▶ _DATA EXTRACTS_:
● ● ●

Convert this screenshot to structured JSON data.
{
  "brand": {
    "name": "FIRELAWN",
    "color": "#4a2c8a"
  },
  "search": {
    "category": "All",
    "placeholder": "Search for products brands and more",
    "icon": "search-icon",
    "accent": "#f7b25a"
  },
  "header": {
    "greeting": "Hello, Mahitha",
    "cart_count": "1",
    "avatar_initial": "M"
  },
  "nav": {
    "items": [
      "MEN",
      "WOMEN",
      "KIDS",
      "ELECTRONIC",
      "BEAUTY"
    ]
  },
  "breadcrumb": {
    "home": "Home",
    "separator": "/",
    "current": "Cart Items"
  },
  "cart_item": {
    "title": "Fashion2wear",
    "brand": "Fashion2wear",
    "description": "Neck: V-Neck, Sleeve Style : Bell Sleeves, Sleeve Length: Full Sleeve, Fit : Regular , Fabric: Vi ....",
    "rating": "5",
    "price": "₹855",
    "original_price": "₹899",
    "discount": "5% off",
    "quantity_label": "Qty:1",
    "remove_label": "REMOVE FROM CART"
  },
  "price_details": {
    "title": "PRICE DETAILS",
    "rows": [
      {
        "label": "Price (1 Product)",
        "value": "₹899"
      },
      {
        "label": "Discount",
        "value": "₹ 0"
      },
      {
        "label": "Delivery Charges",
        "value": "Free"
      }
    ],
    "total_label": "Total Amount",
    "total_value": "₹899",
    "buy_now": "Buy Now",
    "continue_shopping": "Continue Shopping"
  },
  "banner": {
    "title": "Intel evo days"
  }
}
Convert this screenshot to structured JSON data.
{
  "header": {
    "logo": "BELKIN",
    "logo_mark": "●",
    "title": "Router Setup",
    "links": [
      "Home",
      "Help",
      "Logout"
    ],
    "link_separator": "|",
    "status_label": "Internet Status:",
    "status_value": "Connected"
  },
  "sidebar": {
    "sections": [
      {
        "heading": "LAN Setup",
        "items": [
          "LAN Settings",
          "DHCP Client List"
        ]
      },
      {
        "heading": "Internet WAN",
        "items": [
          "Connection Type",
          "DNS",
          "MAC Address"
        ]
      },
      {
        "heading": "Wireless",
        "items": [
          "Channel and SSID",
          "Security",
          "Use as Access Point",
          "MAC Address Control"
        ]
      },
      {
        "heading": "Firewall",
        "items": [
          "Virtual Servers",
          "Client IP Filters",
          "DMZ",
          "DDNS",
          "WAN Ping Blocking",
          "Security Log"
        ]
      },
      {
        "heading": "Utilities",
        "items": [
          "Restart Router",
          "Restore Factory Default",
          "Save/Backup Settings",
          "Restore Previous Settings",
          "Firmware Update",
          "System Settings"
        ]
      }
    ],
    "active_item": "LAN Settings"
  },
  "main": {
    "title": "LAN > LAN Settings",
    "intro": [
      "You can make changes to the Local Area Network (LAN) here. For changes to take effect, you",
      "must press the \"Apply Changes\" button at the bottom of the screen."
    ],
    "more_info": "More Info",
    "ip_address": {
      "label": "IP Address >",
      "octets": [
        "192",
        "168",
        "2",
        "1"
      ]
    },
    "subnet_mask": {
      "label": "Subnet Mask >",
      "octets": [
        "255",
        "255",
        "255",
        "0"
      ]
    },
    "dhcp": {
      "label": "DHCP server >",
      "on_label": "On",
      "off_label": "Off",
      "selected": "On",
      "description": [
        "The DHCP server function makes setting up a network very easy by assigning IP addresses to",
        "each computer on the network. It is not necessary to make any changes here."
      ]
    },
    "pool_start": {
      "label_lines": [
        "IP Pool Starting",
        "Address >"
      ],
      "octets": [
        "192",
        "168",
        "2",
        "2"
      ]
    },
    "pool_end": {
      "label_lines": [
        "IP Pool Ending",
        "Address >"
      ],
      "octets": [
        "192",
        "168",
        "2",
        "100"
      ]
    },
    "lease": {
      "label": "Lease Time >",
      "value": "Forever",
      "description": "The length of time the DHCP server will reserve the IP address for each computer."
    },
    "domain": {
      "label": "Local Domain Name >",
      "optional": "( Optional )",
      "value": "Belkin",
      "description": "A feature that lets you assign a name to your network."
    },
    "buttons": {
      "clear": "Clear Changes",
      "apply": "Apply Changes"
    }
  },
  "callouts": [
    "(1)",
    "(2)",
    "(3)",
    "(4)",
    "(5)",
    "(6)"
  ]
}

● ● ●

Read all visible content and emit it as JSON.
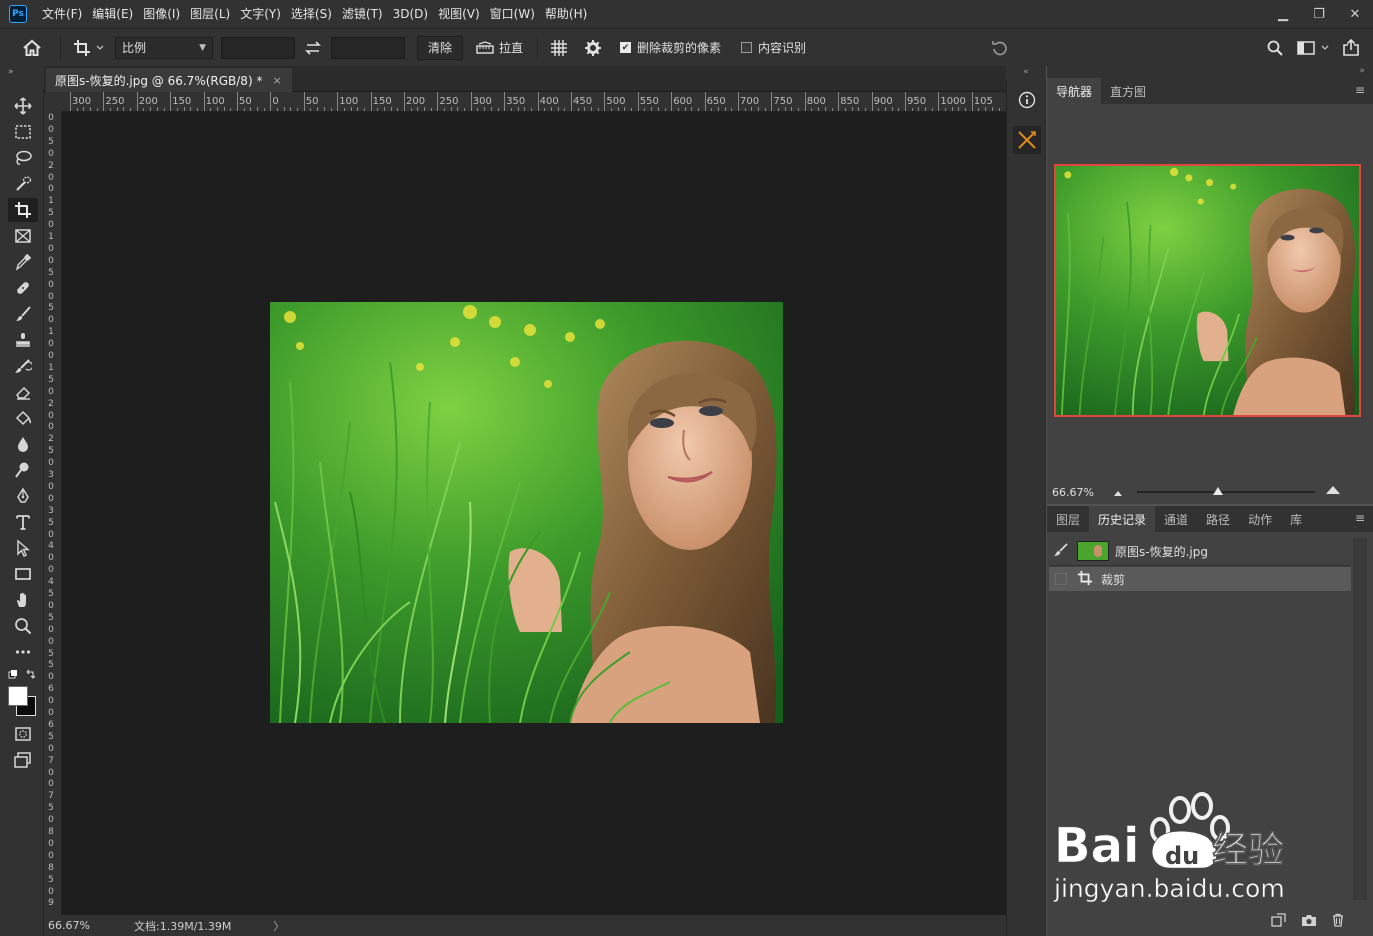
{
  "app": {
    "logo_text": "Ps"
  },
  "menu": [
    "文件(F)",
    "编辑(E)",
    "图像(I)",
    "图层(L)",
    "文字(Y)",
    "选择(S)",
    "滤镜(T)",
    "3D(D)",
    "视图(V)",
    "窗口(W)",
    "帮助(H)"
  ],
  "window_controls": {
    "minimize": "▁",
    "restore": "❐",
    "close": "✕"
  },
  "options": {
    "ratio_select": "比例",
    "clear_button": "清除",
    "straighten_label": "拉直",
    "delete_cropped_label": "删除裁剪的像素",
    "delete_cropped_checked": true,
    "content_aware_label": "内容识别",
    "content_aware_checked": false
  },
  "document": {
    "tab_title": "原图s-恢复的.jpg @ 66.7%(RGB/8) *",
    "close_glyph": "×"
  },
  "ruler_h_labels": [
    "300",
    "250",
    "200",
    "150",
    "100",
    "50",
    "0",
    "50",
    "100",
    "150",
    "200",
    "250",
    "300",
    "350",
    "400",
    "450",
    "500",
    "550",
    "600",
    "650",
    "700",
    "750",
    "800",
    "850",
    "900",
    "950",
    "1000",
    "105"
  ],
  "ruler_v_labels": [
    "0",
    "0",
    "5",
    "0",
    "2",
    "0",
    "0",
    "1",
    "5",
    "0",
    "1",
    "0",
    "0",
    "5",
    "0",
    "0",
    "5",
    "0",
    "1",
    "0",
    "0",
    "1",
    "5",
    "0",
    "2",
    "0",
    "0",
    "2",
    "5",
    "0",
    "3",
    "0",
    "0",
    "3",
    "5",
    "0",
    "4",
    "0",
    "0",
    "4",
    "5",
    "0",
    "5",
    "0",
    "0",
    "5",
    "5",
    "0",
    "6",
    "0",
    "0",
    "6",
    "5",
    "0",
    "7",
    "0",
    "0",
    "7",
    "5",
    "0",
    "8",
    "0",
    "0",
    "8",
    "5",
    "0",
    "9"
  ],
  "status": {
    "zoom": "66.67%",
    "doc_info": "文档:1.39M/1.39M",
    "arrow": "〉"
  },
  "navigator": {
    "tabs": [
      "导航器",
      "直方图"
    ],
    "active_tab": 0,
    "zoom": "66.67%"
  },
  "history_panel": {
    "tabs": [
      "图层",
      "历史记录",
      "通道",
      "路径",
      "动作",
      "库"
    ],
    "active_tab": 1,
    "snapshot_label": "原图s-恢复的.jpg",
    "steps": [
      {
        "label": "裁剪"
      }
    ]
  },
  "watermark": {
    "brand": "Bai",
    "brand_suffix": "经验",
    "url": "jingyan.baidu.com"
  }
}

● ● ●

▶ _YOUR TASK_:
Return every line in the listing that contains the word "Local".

▶ _RESPONSE AREA_:
      "You can make changes to the Local Area Network (LAN) here. For changes to take effect, you",
      "label": "Local Domain Name >",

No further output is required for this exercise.